Items from an interface collection:
*** Begin section ***

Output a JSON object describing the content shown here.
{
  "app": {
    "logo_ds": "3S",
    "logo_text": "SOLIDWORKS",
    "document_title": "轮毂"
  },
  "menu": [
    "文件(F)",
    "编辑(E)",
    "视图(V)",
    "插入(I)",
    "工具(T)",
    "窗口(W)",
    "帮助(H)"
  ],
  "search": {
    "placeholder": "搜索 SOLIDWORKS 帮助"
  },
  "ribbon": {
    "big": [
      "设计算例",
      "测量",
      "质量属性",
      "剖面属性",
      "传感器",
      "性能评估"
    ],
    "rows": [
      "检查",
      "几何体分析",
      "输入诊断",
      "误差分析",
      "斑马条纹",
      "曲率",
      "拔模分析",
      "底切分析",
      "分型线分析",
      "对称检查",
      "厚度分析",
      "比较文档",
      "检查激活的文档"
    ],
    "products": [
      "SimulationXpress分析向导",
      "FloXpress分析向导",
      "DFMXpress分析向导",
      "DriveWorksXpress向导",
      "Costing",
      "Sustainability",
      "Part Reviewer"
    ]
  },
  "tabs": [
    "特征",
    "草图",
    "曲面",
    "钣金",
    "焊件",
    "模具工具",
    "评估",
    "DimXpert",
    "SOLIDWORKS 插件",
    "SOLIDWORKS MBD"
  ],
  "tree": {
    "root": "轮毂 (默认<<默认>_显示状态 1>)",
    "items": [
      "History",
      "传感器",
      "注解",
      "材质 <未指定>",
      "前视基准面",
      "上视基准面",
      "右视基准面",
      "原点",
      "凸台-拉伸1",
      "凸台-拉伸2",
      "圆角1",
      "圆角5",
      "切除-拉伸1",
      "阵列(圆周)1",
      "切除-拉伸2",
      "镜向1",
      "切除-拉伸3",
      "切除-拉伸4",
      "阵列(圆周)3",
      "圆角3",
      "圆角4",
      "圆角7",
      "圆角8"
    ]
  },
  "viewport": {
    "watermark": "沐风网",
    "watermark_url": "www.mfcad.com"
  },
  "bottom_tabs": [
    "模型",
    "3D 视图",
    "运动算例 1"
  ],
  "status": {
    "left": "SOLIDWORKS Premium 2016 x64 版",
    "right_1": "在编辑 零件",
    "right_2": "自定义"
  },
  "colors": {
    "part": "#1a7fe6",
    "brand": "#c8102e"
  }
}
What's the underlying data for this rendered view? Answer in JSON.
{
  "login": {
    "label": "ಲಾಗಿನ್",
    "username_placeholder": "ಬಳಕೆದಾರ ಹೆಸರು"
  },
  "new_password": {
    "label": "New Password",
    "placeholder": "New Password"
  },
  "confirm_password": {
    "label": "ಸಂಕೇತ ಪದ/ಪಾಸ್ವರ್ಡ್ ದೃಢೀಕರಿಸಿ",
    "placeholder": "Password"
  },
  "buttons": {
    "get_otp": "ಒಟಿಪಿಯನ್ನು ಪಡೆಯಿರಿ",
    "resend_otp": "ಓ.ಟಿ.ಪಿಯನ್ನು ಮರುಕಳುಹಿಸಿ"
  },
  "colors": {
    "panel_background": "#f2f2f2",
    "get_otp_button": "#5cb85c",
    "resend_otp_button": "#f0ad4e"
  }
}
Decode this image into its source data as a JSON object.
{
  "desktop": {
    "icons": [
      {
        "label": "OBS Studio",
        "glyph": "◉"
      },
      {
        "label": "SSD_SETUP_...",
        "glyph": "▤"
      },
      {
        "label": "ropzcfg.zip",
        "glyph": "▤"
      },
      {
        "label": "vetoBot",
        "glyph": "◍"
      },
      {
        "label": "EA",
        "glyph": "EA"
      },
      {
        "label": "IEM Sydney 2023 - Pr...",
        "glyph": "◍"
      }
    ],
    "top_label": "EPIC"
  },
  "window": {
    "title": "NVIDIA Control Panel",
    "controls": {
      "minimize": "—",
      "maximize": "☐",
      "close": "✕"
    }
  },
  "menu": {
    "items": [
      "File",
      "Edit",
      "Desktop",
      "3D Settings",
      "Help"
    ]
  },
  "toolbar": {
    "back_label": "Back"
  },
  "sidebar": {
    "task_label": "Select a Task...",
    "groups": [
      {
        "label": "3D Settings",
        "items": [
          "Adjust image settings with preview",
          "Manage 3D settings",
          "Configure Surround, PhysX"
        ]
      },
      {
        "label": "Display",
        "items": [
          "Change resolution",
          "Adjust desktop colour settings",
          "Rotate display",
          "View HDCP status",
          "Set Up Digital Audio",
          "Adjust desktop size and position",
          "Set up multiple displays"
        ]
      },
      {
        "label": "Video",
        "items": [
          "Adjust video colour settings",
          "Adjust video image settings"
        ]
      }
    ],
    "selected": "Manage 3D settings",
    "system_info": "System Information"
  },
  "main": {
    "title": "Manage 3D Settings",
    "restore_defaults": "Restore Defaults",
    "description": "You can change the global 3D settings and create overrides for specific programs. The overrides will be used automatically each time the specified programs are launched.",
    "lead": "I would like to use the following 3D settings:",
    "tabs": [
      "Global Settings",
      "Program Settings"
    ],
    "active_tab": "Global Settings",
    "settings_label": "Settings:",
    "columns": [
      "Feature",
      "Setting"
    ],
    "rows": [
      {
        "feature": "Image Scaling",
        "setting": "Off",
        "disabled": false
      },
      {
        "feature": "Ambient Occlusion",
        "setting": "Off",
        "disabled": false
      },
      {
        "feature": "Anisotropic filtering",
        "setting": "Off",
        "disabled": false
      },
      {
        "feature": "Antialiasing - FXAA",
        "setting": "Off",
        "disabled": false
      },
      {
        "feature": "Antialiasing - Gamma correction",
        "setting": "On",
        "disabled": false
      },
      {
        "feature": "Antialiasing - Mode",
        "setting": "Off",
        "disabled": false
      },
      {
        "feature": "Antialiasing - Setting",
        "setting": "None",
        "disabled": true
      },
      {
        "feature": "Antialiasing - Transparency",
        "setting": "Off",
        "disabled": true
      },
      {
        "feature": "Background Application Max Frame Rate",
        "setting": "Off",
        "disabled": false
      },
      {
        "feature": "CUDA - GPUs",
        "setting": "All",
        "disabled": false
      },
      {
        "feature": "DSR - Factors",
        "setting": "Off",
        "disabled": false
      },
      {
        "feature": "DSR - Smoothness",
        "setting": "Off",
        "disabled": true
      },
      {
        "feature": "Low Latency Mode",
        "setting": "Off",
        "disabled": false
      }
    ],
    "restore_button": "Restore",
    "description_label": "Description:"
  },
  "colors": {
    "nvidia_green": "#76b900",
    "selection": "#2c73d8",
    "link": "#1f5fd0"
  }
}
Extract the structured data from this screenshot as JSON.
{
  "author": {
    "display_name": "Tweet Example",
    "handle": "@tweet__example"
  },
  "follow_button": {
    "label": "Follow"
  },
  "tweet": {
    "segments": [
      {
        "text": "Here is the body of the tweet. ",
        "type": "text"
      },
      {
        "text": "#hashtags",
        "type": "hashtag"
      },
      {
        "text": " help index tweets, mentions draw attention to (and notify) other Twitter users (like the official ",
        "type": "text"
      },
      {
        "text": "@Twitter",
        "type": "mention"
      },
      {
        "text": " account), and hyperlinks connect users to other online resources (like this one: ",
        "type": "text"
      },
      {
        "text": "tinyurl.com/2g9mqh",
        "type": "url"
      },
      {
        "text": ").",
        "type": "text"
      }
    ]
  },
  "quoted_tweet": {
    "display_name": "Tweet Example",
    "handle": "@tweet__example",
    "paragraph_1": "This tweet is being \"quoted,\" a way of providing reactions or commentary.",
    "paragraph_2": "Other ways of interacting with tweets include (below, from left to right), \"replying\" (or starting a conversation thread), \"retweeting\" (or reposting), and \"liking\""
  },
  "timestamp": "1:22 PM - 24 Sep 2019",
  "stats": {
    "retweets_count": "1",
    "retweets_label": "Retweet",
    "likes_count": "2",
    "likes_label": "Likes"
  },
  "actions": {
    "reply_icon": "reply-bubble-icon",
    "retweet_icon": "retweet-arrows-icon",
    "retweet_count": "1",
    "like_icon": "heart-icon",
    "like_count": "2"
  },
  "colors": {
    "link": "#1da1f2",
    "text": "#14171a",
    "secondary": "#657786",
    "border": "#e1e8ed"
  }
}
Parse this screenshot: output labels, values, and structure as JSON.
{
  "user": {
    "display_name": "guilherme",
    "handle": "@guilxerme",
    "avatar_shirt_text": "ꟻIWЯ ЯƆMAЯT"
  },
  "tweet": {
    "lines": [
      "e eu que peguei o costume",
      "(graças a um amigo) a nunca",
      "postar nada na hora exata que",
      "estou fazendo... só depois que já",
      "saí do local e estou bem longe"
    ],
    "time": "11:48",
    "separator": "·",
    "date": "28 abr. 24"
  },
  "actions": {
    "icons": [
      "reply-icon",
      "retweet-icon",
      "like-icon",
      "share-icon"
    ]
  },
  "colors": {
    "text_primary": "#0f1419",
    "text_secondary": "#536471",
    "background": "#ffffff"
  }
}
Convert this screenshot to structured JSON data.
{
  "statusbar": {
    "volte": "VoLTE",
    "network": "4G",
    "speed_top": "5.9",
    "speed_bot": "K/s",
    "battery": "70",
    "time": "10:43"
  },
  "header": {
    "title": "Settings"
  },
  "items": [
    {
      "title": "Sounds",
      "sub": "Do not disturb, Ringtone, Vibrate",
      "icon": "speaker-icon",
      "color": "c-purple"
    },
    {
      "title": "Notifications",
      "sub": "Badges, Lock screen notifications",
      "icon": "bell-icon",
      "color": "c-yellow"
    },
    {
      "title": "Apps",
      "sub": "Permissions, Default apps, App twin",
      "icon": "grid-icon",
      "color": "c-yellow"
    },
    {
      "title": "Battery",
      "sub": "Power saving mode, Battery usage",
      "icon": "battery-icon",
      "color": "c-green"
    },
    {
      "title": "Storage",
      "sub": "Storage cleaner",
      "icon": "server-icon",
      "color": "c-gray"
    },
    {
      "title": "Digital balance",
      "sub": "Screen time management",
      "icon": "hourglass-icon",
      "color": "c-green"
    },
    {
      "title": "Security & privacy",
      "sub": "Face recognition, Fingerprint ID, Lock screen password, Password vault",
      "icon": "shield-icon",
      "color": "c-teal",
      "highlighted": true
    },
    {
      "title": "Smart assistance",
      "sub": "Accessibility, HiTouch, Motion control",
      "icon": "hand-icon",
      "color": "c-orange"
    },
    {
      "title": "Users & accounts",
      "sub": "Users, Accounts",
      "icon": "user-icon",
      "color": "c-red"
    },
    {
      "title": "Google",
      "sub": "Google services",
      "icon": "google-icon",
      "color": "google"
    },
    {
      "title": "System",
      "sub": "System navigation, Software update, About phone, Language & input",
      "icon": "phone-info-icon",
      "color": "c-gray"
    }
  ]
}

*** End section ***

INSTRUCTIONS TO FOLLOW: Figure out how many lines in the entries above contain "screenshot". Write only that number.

OUTPUT FOR THIS EXERCISE: 3